AUNDECK OMNI KANING—Artist Mel Madahbee is well known as a local Anishinaabe artist, having started out doing landscapes before moving on to encompass a wide range of artistic styles and mediums. Now, along with son Roy, Mr. Madahbee and his wife Mel have opened a home-based gallery showcasing the artist’s work along with that of his up-and-coming artist progeny.
A lot of the senior Mr. Madahbee’s work is done in a familiar acrylic medium, although he has dabbled in oil and enamel, works with wood burning and even creates a range of regalia for powwow dancers.
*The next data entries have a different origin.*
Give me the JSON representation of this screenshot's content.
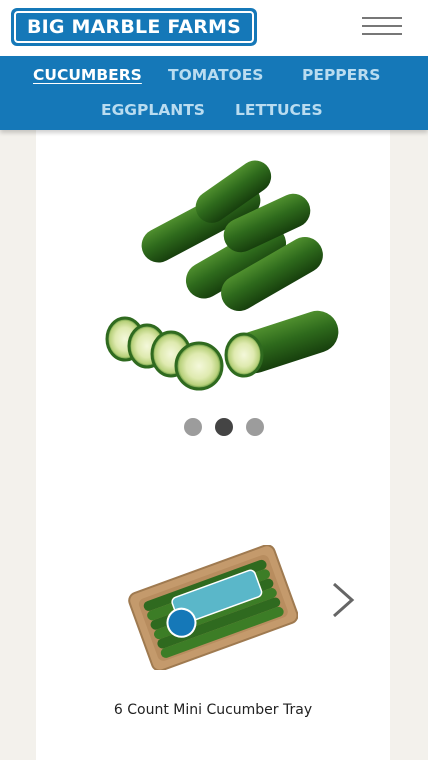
{
  "brand": {
    "name": "BIG MARBLE FARMS"
  },
  "nav": {
    "items": [
      {
        "label": "CUCUMBERS",
        "active": true
      },
      {
        "label": "TOMATOES",
        "active": false
      },
      {
        "label": "PEPPERS",
        "active": false
      },
      {
        "label": "EGGPLANTS",
        "active": false
      },
      {
        "label": "LETTUCES",
        "active": false
      }
    ]
  },
  "carousel": {
    "slide_count": 3,
    "active_slide": 2
  },
  "product": {
    "name": "6 Count Mini Cucumber Tray"
  },
  "colors": {
    "brand_blue": "#1578b8",
    "nav_inactive": "#b9dcf0",
    "cucumber_green": "#2f6a1f"
  },
  "icons": {
    "menu": "hamburger-icon",
    "next": "chevron-right-icon"
  }
}
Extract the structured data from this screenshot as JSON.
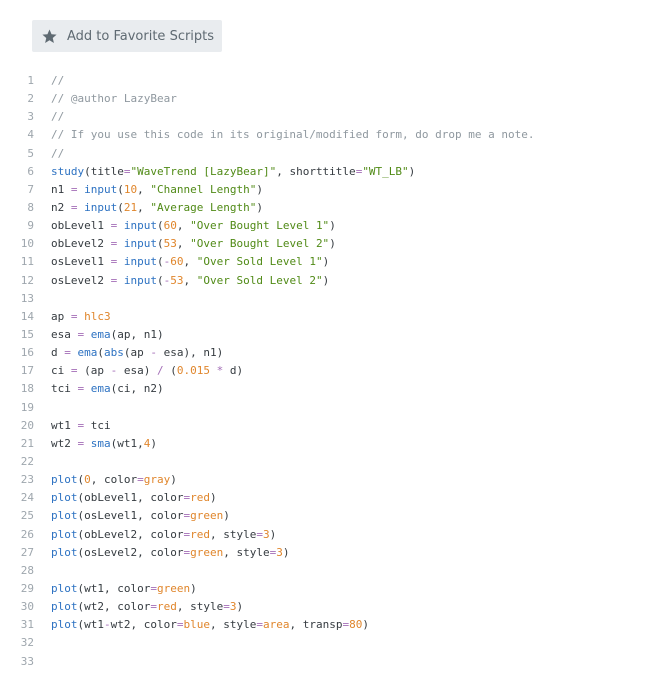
{
  "favorite_button": {
    "label": "Add to Favorite Scripts",
    "icon": "star-icon"
  },
  "colors": {
    "function": "#2d72c2",
    "string": "#508a16",
    "number": "#e0862c",
    "comment": "#8f989f",
    "operator": "#a36eb7",
    "text": "#353b40"
  },
  "code_lines": [
    {
      "n": "1",
      "tokens": [
        [
          "c",
          "//"
        ]
      ]
    },
    {
      "n": "2",
      "tokens": [
        [
          "c",
          "// @author LazyBear"
        ]
      ]
    },
    {
      "n": "3",
      "tokens": [
        [
          "c",
          "//"
        ]
      ]
    },
    {
      "n": "4",
      "tokens": [
        [
          "c",
          "// If you use this code in its original/modified form, do drop me a note."
        ]
      ]
    },
    {
      "n": "5",
      "tokens": [
        [
          "c",
          "//"
        ]
      ]
    },
    {
      "n": "6",
      "tokens": [
        [
          "f",
          "study"
        ],
        [
          "p",
          "(title"
        ],
        [
          "o",
          "="
        ],
        [
          "s",
          "\"WaveTrend [LazyBear]\""
        ],
        [
          "p",
          ", shorttitle"
        ],
        [
          "o",
          "="
        ],
        [
          "s",
          "\"WT_LB\""
        ],
        [
          "p",
          ")"
        ]
      ]
    },
    {
      "n": "7",
      "tokens": [
        [
          "p",
          "n1 "
        ],
        [
          "o",
          "="
        ],
        [
          "p",
          " "
        ],
        [
          "f",
          "input"
        ],
        [
          "p",
          "("
        ],
        [
          "n",
          "10"
        ],
        [
          "p",
          ", "
        ],
        [
          "s",
          "\"Channel Length\""
        ],
        [
          "p",
          ")"
        ]
      ]
    },
    {
      "n": "8",
      "tokens": [
        [
          "p",
          "n2 "
        ],
        [
          "o",
          "="
        ],
        [
          "p",
          " "
        ],
        [
          "f",
          "input"
        ],
        [
          "p",
          "("
        ],
        [
          "n",
          "21"
        ],
        [
          "p",
          ", "
        ],
        [
          "s",
          "\"Average Length\""
        ],
        [
          "p",
          ")"
        ]
      ]
    },
    {
      "n": "9",
      "tokens": [
        [
          "p",
          "obLevel1 "
        ],
        [
          "o",
          "="
        ],
        [
          "p",
          " "
        ],
        [
          "f",
          "input"
        ],
        [
          "p",
          "("
        ],
        [
          "n",
          "60"
        ],
        [
          "p",
          ", "
        ],
        [
          "s",
          "\"Over Bought Level 1\""
        ],
        [
          "p",
          ")"
        ]
      ]
    },
    {
      "n": "10",
      "tokens": [
        [
          "p",
          "obLevel2 "
        ],
        [
          "o",
          "="
        ],
        [
          "p",
          " "
        ],
        [
          "f",
          "input"
        ],
        [
          "p",
          "("
        ],
        [
          "n",
          "53"
        ],
        [
          "p",
          ", "
        ],
        [
          "s",
          "\"Over Bought Level 2\""
        ],
        [
          "p",
          ")"
        ]
      ]
    },
    {
      "n": "11",
      "tokens": [
        [
          "p",
          "osLevel1 "
        ],
        [
          "o",
          "="
        ],
        [
          "p",
          " "
        ],
        [
          "f",
          "input"
        ],
        [
          "p",
          "("
        ],
        [
          "o",
          "-"
        ],
        [
          "n",
          "60"
        ],
        [
          "p",
          ", "
        ],
        [
          "s",
          "\"Over Sold Level 1\""
        ],
        [
          "p",
          ")"
        ]
      ]
    },
    {
      "n": "12",
      "tokens": [
        [
          "p",
          "osLevel2 "
        ],
        [
          "o",
          "="
        ],
        [
          "p",
          " "
        ],
        [
          "f",
          "input"
        ],
        [
          "p",
          "("
        ],
        [
          "o",
          "-"
        ],
        [
          "n",
          "53"
        ],
        [
          "p",
          ", "
        ],
        [
          "s",
          "\"Over Sold Level 2\""
        ],
        [
          "p",
          ")"
        ]
      ]
    },
    {
      "n": "13",
      "tokens": []
    },
    {
      "n": "14",
      "tokens": [
        [
          "p",
          "ap "
        ],
        [
          "o",
          "="
        ],
        [
          "p",
          " "
        ],
        [
          "k",
          "hlc3"
        ]
      ]
    },
    {
      "n": "15",
      "tokens": [
        [
          "p",
          "esa "
        ],
        [
          "o",
          "="
        ],
        [
          "p",
          " "
        ],
        [
          "f",
          "ema"
        ],
        [
          "p",
          "(ap, n1)"
        ]
      ]
    },
    {
      "n": "16",
      "tokens": [
        [
          "p",
          "d "
        ],
        [
          "o",
          "="
        ],
        [
          "p",
          " "
        ],
        [
          "f",
          "ema"
        ],
        [
          "p",
          "("
        ],
        [
          "f",
          "abs"
        ],
        [
          "p",
          "(ap "
        ],
        [
          "o",
          "-"
        ],
        [
          "p",
          " esa), n1)"
        ]
      ]
    },
    {
      "n": "17",
      "tokens": [
        [
          "p",
          "ci "
        ],
        [
          "o",
          "="
        ],
        [
          "p",
          " (ap "
        ],
        [
          "o",
          "-"
        ],
        [
          "p",
          " esa) "
        ],
        [
          "o",
          "/"
        ],
        [
          "p",
          " ("
        ],
        [
          "n",
          "0.015"
        ],
        [
          "p",
          " "
        ],
        [
          "o",
          "*"
        ],
        [
          "p",
          " d)"
        ]
      ]
    },
    {
      "n": "18",
      "tokens": [
        [
          "p",
          "tci "
        ],
        [
          "o",
          "="
        ],
        [
          "p",
          " "
        ],
        [
          "f",
          "ema"
        ],
        [
          "p",
          "(ci, n2)"
        ]
      ]
    },
    {
      "n": "19",
      "tokens": []
    },
    {
      "n": "20",
      "tokens": [
        [
          "p",
          "wt1 "
        ],
        [
          "o",
          "="
        ],
        [
          "p",
          " tci"
        ]
      ]
    },
    {
      "n": "21",
      "tokens": [
        [
          "p",
          "wt2 "
        ],
        [
          "o",
          "="
        ],
        [
          "p",
          " "
        ],
        [
          "f",
          "sma"
        ],
        [
          "p",
          "(wt1,"
        ],
        [
          "n",
          "4"
        ],
        [
          "p",
          ")"
        ]
      ]
    },
    {
      "n": "22",
      "tokens": []
    },
    {
      "n": "23",
      "tokens": [
        [
          "f",
          "plot"
        ],
        [
          "p",
          "("
        ],
        [
          "n",
          "0"
        ],
        [
          "p",
          ", color"
        ],
        [
          "o",
          "="
        ],
        [
          "k",
          "gray"
        ],
        [
          "p",
          ")"
        ]
      ]
    },
    {
      "n": "24",
      "tokens": [
        [
          "f",
          "plot"
        ],
        [
          "p",
          "(obLevel1, color"
        ],
        [
          "o",
          "="
        ],
        [
          "k",
          "red"
        ],
        [
          "p",
          ")"
        ]
      ]
    },
    {
      "n": "25",
      "tokens": [
        [
          "f",
          "plot"
        ],
        [
          "p",
          "(osLevel1, color"
        ],
        [
          "o",
          "="
        ],
        [
          "k",
          "green"
        ],
        [
          "p",
          ")"
        ]
      ]
    },
    {
      "n": "26",
      "tokens": [
        [
          "f",
          "plot"
        ],
        [
          "p",
          "(obLevel2, color"
        ],
        [
          "o",
          "="
        ],
        [
          "k",
          "red"
        ],
        [
          "p",
          ", style"
        ],
        [
          "o",
          "="
        ],
        [
          "n",
          "3"
        ],
        [
          "p",
          ")"
        ]
      ]
    },
    {
      "n": "27",
      "tokens": [
        [
          "f",
          "plot"
        ],
        [
          "p",
          "(osLevel2, color"
        ],
        [
          "o",
          "="
        ],
        [
          "k",
          "green"
        ],
        [
          "p",
          ", style"
        ],
        [
          "o",
          "="
        ],
        [
          "n",
          "3"
        ],
        [
          "p",
          ")"
        ]
      ]
    },
    {
      "n": "28",
      "tokens": []
    },
    {
      "n": "29",
      "tokens": [
        [
          "f",
          "plot"
        ],
        [
          "p",
          "(wt1, color"
        ],
        [
          "o",
          "="
        ],
        [
          "k",
          "green"
        ],
        [
          "p",
          ")"
        ]
      ]
    },
    {
      "n": "30",
      "tokens": [
        [
          "f",
          "plot"
        ],
        [
          "p",
          "(wt2, color"
        ],
        [
          "o",
          "="
        ],
        [
          "k",
          "red"
        ],
        [
          "p",
          ", style"
        ],
        [
          "o",
          "="
        ],
        [
          "n",
          "3"
        ],
        [
          "p",
          ")"
        ]
      ]
    },
    {
      "n": "31",
      "tokens": [
        [
          "f",
          "plot"
        ],
        [
          "p",
          "(wt1"
        ],
        [
          "o",
          "-"
        ],
        [
          "p",
          "wt2, color"
        ],
        [
          "o",
          "="
        ],
        [
          "k",
          "blue"
        ],
        [
          "p",
          ", style"
        ],
        [
          "o",
          "="
        ],
        [
          "k",
          "area"
        ],
        [
          "p",
          ", transp"
        ],
        [
          "o",
          "="
        ],
        [
          "n",
          "80"
        ],
        [
          "p",
          ")"
        ]
      ]
    },
    {
      "n": "32",
      "tokens": []
    },
    {
      "n": "33",
      "tokens": []
    }
  ]
}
“Oil takes up to three weeks to dry,” noted Mr. Madahbee. “I started out with enamel because it dries much faster. But oil has been around for a thousand years and people are more familiar with it. Acrylics came out sometime in the 1970s, or at least that is when people started to use it more.”
Mr. Madahbee picks up a set of jit toes, traditional rattles often tied to the legs or arms of traditional dancers. “They are made out of deer hooves,” he says, shaking them to produce a distinctive clattering sound. “People like them for dancing.”
The artist suffered a debilitating stroke a number of years ago and took a second hard turn when he had to have a valve in his heart replaced. “The blood was going the wrong way,” he explained. Today he is back working on his art and following the road to recovery.
“I have always had to work at another job,” he said. “I could never depend just on the art for a living.” Today it is even more difficult, as the amount of competition in the art field is much stiffer. “Back in the day an artist would sell everything he made right away,” said Mr. Madahbee. “Now it takes a lot longer.”
Mr. Madahbee’s son Roy comes in from his job during the interview. He is working on his art and will be displaying it in the new gallery as well. He has just popped in for a bite to eat before heading back to work.
The gallery will be open this weekend, June 21, and while it is okay for people to just drop in, Ms. Madahbee suggested that it might be best to call ahead for those with serious interests. “We might be out and about,” she smiled. There are benefits and drawbacks to a home-based gallery.
Don’t go looking for the name of the gallery in the phone book or on the Internet either. “I thought about it,” laughs Ms. Madahbee. “We were going to call it AOK’s First Gallery, but then we just decided not to.”
The gallery is filled with a great cross-section of the artist’s work, with eastern woodland art sharing space with traditional landscapes, wood burned and painted cedar boxes and even some of Mr. Madahbee’s earlier enamel works filling the room with colour.
So it is just the Madahbee’s home-based art gallery for now, easy to find at 51 Lake Road in Aundeck Omni Kaning. There is a large sign at the end of the driveway reading ‘Art Show.’ If you are calling ahead, the number is 705-368-3762.